Return all lines from the entries below in which the word "commands" is present.

[[ Provided material open ]]

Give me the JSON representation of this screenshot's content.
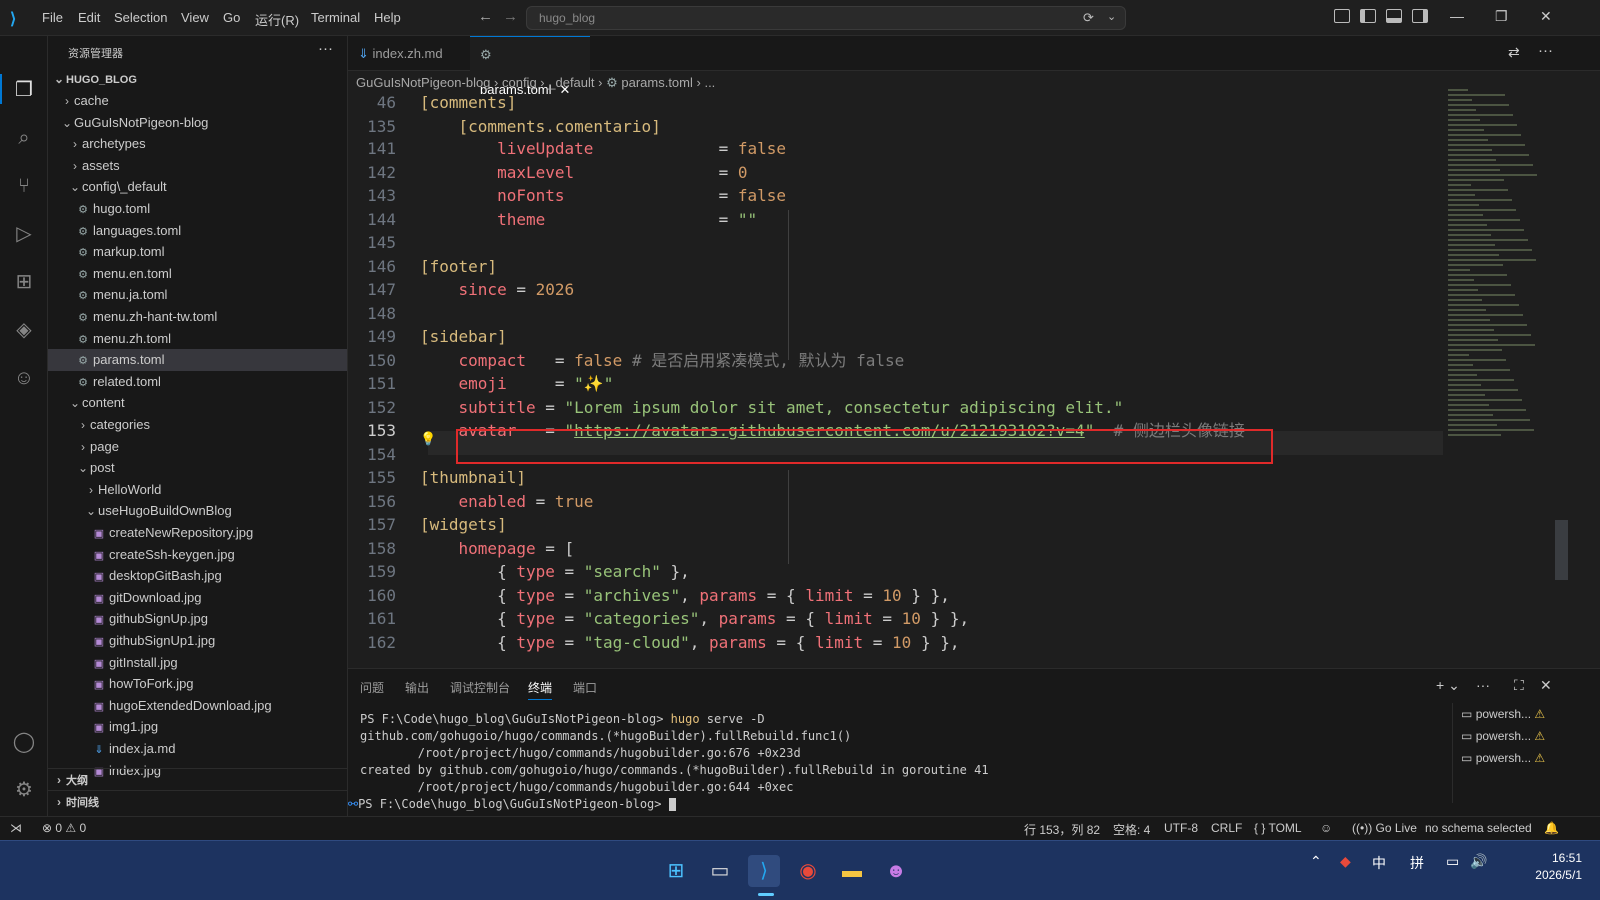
{
  "titlebar": {
    "menus": [
      "File",
      "Edit",
      "Selection",
      "View",
      "Go",
      "运行(R)",
      "Terminal",
      "Help"
    ],
    "search_text": "hugo_blog"
  },
  "sidebar": {
    "title": "资源管理器",
    "root": "HUGO_BLOG",
    "items": [
      {
        "label": "cache",
        "depth": 1,
        "kind": "folder-closed"
      },
      {
        "label": "GuGuIsNotPigeon-blog",
        "depth": 1,
        "kind": "folder-open"
      },
      {
        "label": "archetypes",
        "depth": 2,
        "kind": "folder-closed"
      },
      {
        "label": "assets",
        "depth": 2,
        "kind": "folder-closed"
      },
      {
        "label": "config\\_default",
        "depth": 2,
        "kind": "folder-open"
      },
      {
        "label": "hugo.toml",
        "depth": 3,
        "kind": "toml"
      },
      {
        "label": "languages.toml",
        "depth": 3,
        "kind": "toml"
      },
      {
        "label": "markup.toml",
        "depth": 3,
        "kind": "toml"
      },
      {
        "label": "menu.en.toml",
        "depth": 3,
        "kind": "toml"
      },
      {
        "label": "menu.ja.toml",
        "depth": 3,
        "kind": "toml"
      },
      {
        "label": "menu.zh-hant-tw.toml",
        "depth": 3,
        "kind": "toml"
      },
      {
        "label": "menu.zh.toml",
        "depth": 3,
        "kind": "toml"
      },
      {
        "label": "params.toml",
        "depth": 3,
        "kind": "toml",
        "selected": true
      },
      {
        "label": "related.toml",
        "depth": 3,
        "kind": "toml"
      },
      {
        "label": "content",
        "depth": 2,
        "kind": "folder-open"
      },
      {
        "label": "categories",
        "depth": 3,
        "kind": "folder-closed"
      },
      {
        "label": "page",
        "depth": 3,
        "kind": "folder-closed"
      },
      {
        "label": "post",
        "depth": 3,
        "kind": "folder-open"
      },
      {
        "label": "HelloWorld",
        "depth": 4,
        "kind": "folder-closed"
      },
      {
        "label": "useHugoBuildOwnBlog",
        "depth": 4,
        "kind": "folder-open"
      },
      {
        "label": "createNewRepository.jpg",
        "depth": 5,
        "kind": "img"
      },
      {
        "label": "createSsh-keygen.jpg",
        "depth": 5,
        "kind": "img"
      },
      {
        "label": "desktopGitBash.jpg",
        "depth": 5,
        "kind": "img"
      },
      {
        "label": "gitDownload.jpg",
        "depth": 5,
        "kind": "img"
      },
      {
        "label": "githubSignUp.jpg",
        "depth": 5,
        "kind": "img"
      },
      {
        "label": "githubSignUp1.jpg",
        "depth": 5,
        "kind": "img"
      },
      {
        "label": "gitInstall.jpg",
        "depth": 5,
        "kind": "img"
      },
      {
        "label": "howToFork.jpg",
        "depth": 5,
        "kind": "img"
      },
      {
        "label": "hugoExtendedDownload.jpg",
        "depth": 5,
        "kind": "img"
      },
      {
        "label": "img1.jpg",
        "depth": 5,
        "kind": "img"
      },
      {
        "label": "index.ja.md",
        "depth": 5,
        "kind": "md"
      },
      {
        "label": "index.jpg",
        "depth": 5,
        "kind": "img"
      }
    ],
    "outline": "大纲",
    "timeline": "时间线"
  },
  "tabs": [
    {
      "label": "index.zh.md",
      "icon": "markdown"
    },
    {
      "label": "params.toml",
      "icon": "gear",
      "active": true
    }
  ],
  "breadcrumb": [
    "GuGuIsNotPigeon-blog",
    "config",
    "_default",
    "params.toml",
    "..."
  ],
  "editor": {
    "sticky": [
      {
        "n": "46",
        "text": "[comments]"
      },
      {
        "n": "135",
        "text": "    [comments.comentario]"
      }
    ],
    "lines": [
      {
        "n": "141",
        "tokens": [
          [
            "key",
            "        liveUpdate"
          ],
          [
            "op",
            "             = "
          ],
          [
            "bool",
            "false"
          ]
        ]
      },
      {
        "n": "142",
        "tokens": [
          [
            "key",
            "        maxLevel"
          ],
          [
            "op",
            "               = "
          ],
          [
            "num",
            "0"
          ]
        ]
      },
      {
        "n": "143",
        "tokens": [
          [
            "key",
            "        noFonts"
          ],
          [
            "op",
            "                = "
          ],
          [
            "bool",
            "false"
          ]
        ]
      },
      {
        "n": "144",
        "tokens": [
          [
            "key",
            "        theme"
          ],
          [
            "op",
            "                  = "
          ],
          [
            "str",
            "\"\""
          ]
        ]
      },
      {
        "n": "145",
        "tokens": []
      },
      {
        "n": "146",
        "tokens": [
          [
            "bracket",
            "[footer]"
          ]
        ]
      },
      {
        "n": "147",
        "tokens": [
          [
            "key",
            "    since"
          ],
          [
            "op",
            " = "
          ],
          [
            "num",
            "2026"
          ]
        ]
      },
      {
        "n": "148",
        "tokens": []
      },
      {
        "n": "149",
        "tokens": [
          [
            "bracket",
            "[sidebar]"
          ]
        ]
      },
      {
        "n": "150",
        "tokens": [
          [
            "key",
            "    compact"
          ],
          [
            "op",
            "   = "
          ],
          [
            "bool",
            "false"
          ],
          [
            "cmt",
            " # 是否启用紧凑模式, 默认为 false"
          ]
        ]
      },
      {
        "n": "151",
        "tokens": [
          [
            "key",
            "    emoji"
          ],
          [
            "op",
            "     = "
          ],
          [
            "str",
            "\"✨\""
          ]
        ]
      },
      {
        "n": "152",
        "tokens": [
          [
            "key",
            "    subtitle"
          ],
          [
            "op",
            " = "
          ],
          [
            "str",
            "\"Lorem ipsum dolor sit amet, consectetur adipiscing elit.\""
          ]
        ]
      },
      {
        "n": "153",
        "tokens": [
          [
            "key",
            "    avatar"
          ],
          [
            "op",
            "   = "
          ],
          [
            "str",
            "\""
          ],
          [
            "url",
            "https://avatars.githubusercontent.com/u/212193102?v=4"
          ],
          [
            "str",
            "\""
          ],
          [
            "cmt",
            "  # 侧边栏头像链接"
          ]
        ],
        "current": true
      },
      {
        "n": "154",
        "tokens": []
      },
      {
        "n": "155",
        "tokens": [
          [
            "bracket",
            "[thumbnail]"
          ]
        ]
      },
      {
        "n": "156",
        "tokens": [
          [
            "key",
            "    enabled"
          ],
          [
            "op",
            " = "
          ],
          [
            "bool",
            "true"
          ]
        ]
      },
      {
        "n": "157",
        "tokens": [
          [
            "bracket",
            "[widgets]"
          ]
        ]
      },
      {
        "n": "158",
        "tokens": [
          [
            "key",
            "    homepage"
          ],
          [
            "op",
            " = ["
          ]
        ]
      },
      {
        "n": "159",
        "tokens": [
          [
            "op",
            "        { "
          ],
          [
            "key",
            "type"
          ],
          [
            "op",
            " = "
          ],
          [
            "str",
            "\"search\""
          ],
          [
            "op",
            " },"
          ]
        ]
      },
      {
        "n": "160",
        "tokens": [
          [
            "op",
            "        { "
          ],
          [
            "key",
            "type"
          ],
          [
            "op",
            " = "
          ],
          [
            "str",
            "\"archives\""
          ],
          [
            "op",
            ", "
          ],
          [
            "key",
            "params"
          ],
          [
            "op",
            " = { "
          ],
          [
            "key",
            "limit"
          ],
          [
            "op",
            " = "
          ],
          [
            "num",
            "10"
          ],
          [
            "op",
            " } },"
          ]
        ]
      },
      {
        "n": "161",
        "tokens": [
          [
            "op",
            "        { "
          ],
          [
            "key",
            "type"
          ],
          [
            "op",
            " = "
          ],
          [
            "str",
            "\"categories\""
          ],
          [
            "op",
            ", "
          ],
          [
            "key",
            "params"
          ],
          [
            "op",
            " = { "
          ],
          [
            "key",
            "limit"
          ],
          [
            "op",
            " = "
          ],
          [
            "num",
            "10"
          ],
          [
            "op",
            " } },"
          ]
        ]
      },
      {
        "n": "162",
        "tokens": [
          [
            "op",
            "        { "
          ],
          [
            "key",
            "type"
          ],
          [
            "op",
            " = "
          ],
          [
            "str",
            "\"tag-cloud\""
          ],
          [
            "op",
            ", "
          ],
          [
            "key",
            "params"
          ],
          [
            "op",
            " = { "
          ],
          [
            "key",
            "limit"
          ],
          [
            "op",
            " = "
          ],
          [
            "num",
            "10"
          ],
          [
            "op",
            " } },"
          ]
        ]
      }
    ]
  },
  "panel": {
    "tabs": [
      "问题",
      "输出",
      "调试控制台",
      "终端",
      "端口"
    ],
    "active_tab": "终端",
    "terminal": {
      "prompt1": "PS F:\\Code\\hugo_blog\\GuGuIsNotPigeon-blog> ",
      "cmd_word": "hugo",
      "cmd_rest": " serve -D",
      "out1": "github.com/gohugoio/hugo/commands.(*hugoBuilder).fullRebuild.func1()",
      "out2": "        /root/project/hugo/commands/hugobuilder.go:676 +0x23d",
      "out3": "created by github.com/gohugoio/hugo/commands.(*hugoBuilder).fullRebuild in goroutine 41",
      "out4": "        /root/project/hugo/commands/hugobuilder.go:644 +0xec",
      "prompt2": "PS F:\\Code\\hugo_blog\\GuGuIsNotPigeon-blog> "
    },
    "terminals": [
      "powersh...",
      "powersh...",
      "powersh..."
    ]
  },
  "statusbar": {
    "errors": "0",
    "warnings": "0",
    "position": "行 153，列 82",
    "spaces": "空格: 4",
    "encoding": "UTF-8",
    "eol": "CRLF",
    "language": "TOML",
    "golive": "Go Live",
    "schema": "no schema selected"
  },
  "taskbar": {
    "ime1": "中",
    "ime2": "拼",
    "time": "16:51",
    "date": "2026/5/1"
  },
  "colors": {
    "accent": "#0078d4",
    "highlight_box": "#e02a2a",
    "taskbar": "#1d3360"
  }
}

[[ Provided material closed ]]

▶ **Task output**:
      "out1": "github.com/gohugoio/hugo/commands.(*hugoBuilder).fullRebuild.func1()",
      "out2": "        /root/project/hugo/commands/hugobuilder.go:676 +0x23d",
      "out3": "created by github.com/gohugoio/hugo/commands.(*hugoBuilder).fullRebuild in goroutine 41",
      "out4": "        /root/project/hugo/commands/hugobuilder.go:644 +0xec",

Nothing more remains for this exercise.